Senior Solicitor, Trusts & Estates

Jordan is a Solicitor specialising in Wills, lasting powers of attorney and the administration of trusts and estates. He is based in the Trusts &...

Senior Solicitor, Trusts & Estates

Jordan Page

Jordan is a Solicitor specialising in Wills, lasting powers of attorney and the administration of trusts and estates. He is based in the Trusts & Estates department in Guildford.

Jordan studied law at the University of Southampton, graduating in 2013. Whilst completing his LPC on a part time basis, Jordan worked in the firm’s quality and compliance department as the firm’s Chief Internal Auditor, before commencing his training contract in April 2016.

Having previously undertaken trainee roles in the Family and Residential Property departments, Jordan qualified into the Trust & Estates department where he completed his training.

What does Jordan regard as his specialism?

"The administration of estates and inheritance tax planning in equal measure. My experience of administering estates and calculating inheritance tax liabilities has provided me with valuable insight into how this particularly unpopular tax applies. This type of work has given me the tools to advise clients as to the steps they can take in advance to mitigate their exposure to inheritance tax. I pride myself on providing legal advice in a straightforward manner, cutting through the legal jargon. I always endeavour to work as efficiently as I can in order to provide the best level of service."

Jordan frequently receives great feedback from his clients:
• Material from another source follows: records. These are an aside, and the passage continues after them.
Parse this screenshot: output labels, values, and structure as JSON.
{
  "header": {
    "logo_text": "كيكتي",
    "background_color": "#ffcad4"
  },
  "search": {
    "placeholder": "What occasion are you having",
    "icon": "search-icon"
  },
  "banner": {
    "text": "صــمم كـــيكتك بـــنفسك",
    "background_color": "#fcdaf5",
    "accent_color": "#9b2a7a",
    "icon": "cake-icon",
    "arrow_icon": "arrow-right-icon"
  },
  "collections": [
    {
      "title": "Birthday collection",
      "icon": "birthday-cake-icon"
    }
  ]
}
"Just thought I’d email to say thank you really - it’s been a long 11 months but some of the horror stories I have heard from friends who have had to deal with these affairs makes us all realise how efficient and effective you have been so I'd like to thank you on behalf of all our family."

"“Thank you above all for all your exemplary and conscientious work on my mother’s estate, carried out with great patience and attention to every detail.”
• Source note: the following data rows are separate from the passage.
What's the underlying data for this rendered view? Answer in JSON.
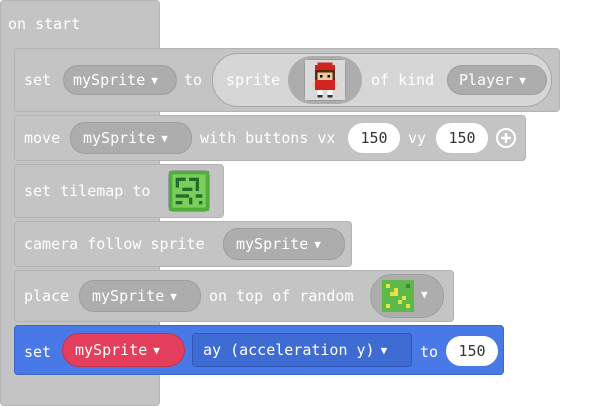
{
  "hat": {
    "label": "on start"
  },
  "blocks": {
    "set_sprite": {
      "set": "set",
      "variable": "mySprite",
      "to": "to",
      "sprite": "sprite",
      "of_kind": "of kind",
      "kind": "Player"
    },
    "move": {
      "move": "move",
      "variable": "mySprite",
      "with_buttons_vx": "with buttons vx",
      "vx": "150",
      "vy_label": "vy",
      "vy": "150"
    },
    "tilemap": {
      "label": "set tilemap to"
    },
    "camera": {
      "label": "camera follow sprite",
      "variable": "mySprite"
    },
    "place": {
      "place": "place",
      "variable": "mySprite",
      "on_top_of_random": "on top of random"
    },
    "set_ay": {
      "set": "set",
      "variable": "mySprite",
      "property": "ay (acceleration y)",
      "to": "to",
      "value": "150"
    }
  },
  "icons": {
    "caret": "▼",
    "add": "plus-circle-icon",
    "player_sprite": "player-sprite-icon",
    "tilemap": "tilemap-icon",
    "tile": "tile-icon"
  },
  "colors": {
    "block_gray": "#c4c4c4",
    "pill_gray": "#adadad",
    "blue_block": "#4979e6",
    "red_variable": "#e33f5c"
  }
}
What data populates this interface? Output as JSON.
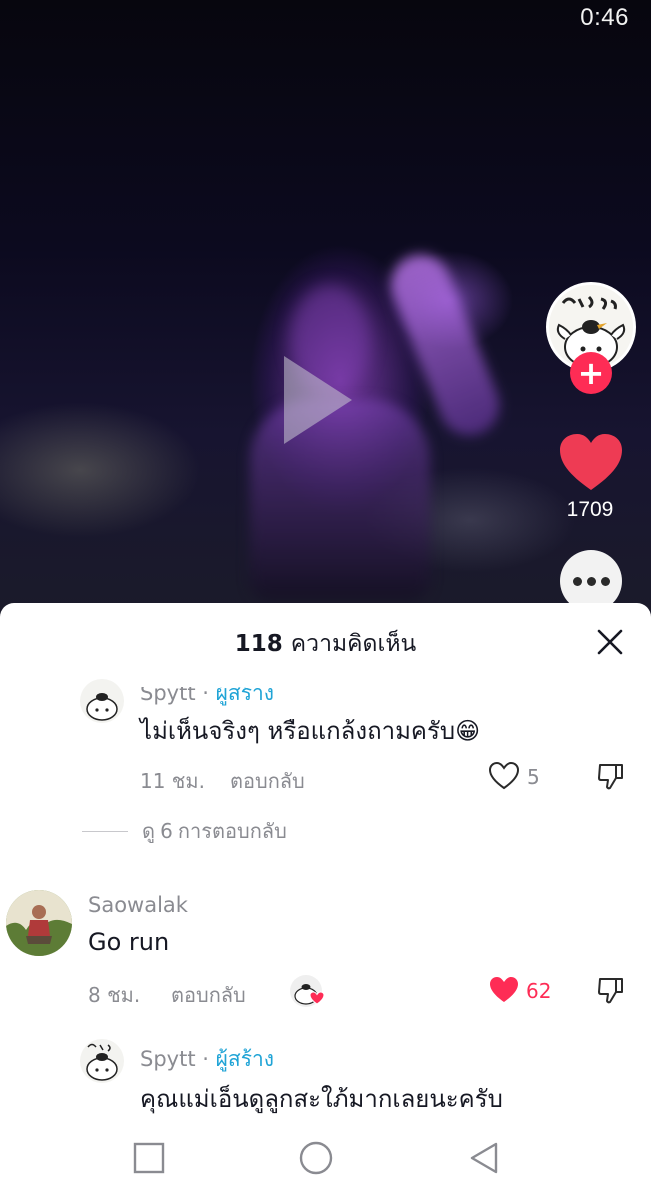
{
  "status": {
    "time": "0:46"
  },
  "video": {
    "like_count": "1709",
    "icons": {
      "play": "play-icon",
      "like": "heart-icon",
      "follow": "plus-icon",
      "more": "more-dots-icon"
    },
    "colors": {
      "accent": "#fe2c55"
    }
  },
  "comments_sheet": {
    "count": "118",
    "title": "ความคิดเห็น",
    "close_icon": "close-icon",
    "comments": [
      {
        "username": "Spytt",
        "creator_label": "ผู้สร้าง",
        "text": "ไม่เห็นจริงๆ หรือแกล้งถามครับ😁",
        "time": "11 ชม.",
        "reply_label": "ตอบกลับ",
        "likes": "5",
        "liked": false
      },
      {
        "username": "Saowalak",
        "text": "Go run",
        "time": "8 ชม.",
        "reply_label": "ตอบกลับ",
        "likes": "62",
        "liked": true
      },
      {
        "username": "Spytt",
        "creator_label": "ผู้สร้าง",
        "text": "คุณแม่เอ็นดูลูกสะใภ้มากเลยนะครับ"
      }
    ],
    "view_replies": {
      "prefix": "ดู",
      "count": "6",
      "suffix": "การตอบกลับ"
    }
  },
  "navbar": {
    "icons": [
      "square-icon",
      "circle-icon",
      "back-triangle-icon"
    ]
  }
}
“Thanks again for all your hard and conscientious work on the estate and then the will. You have made what could have been a stressful process extremely easy and constructive. I really appreciate the time you have devoted to helping me navigate this.”

"Hart Brown comes up trumps yet again"

“I appreciate your efforts and thank you for helping me to understand the process!”

"Thank you for your help, your ears will be burning, as I have been ringing your praises!!"

“Thank you for all your input, help and time - it has been much appreciated.”

“May I take this opportunity to thank you for your hard work and professionalism - it is a testament to all those who worked so hard on this case that it looks as though it will all be settled by the first year Anniversary. Quite remarkable!”

"I would like to place on record my appreciation of the efficient and quick service you have provided, particularly as I wished to have the new will in place before my departure on holiday."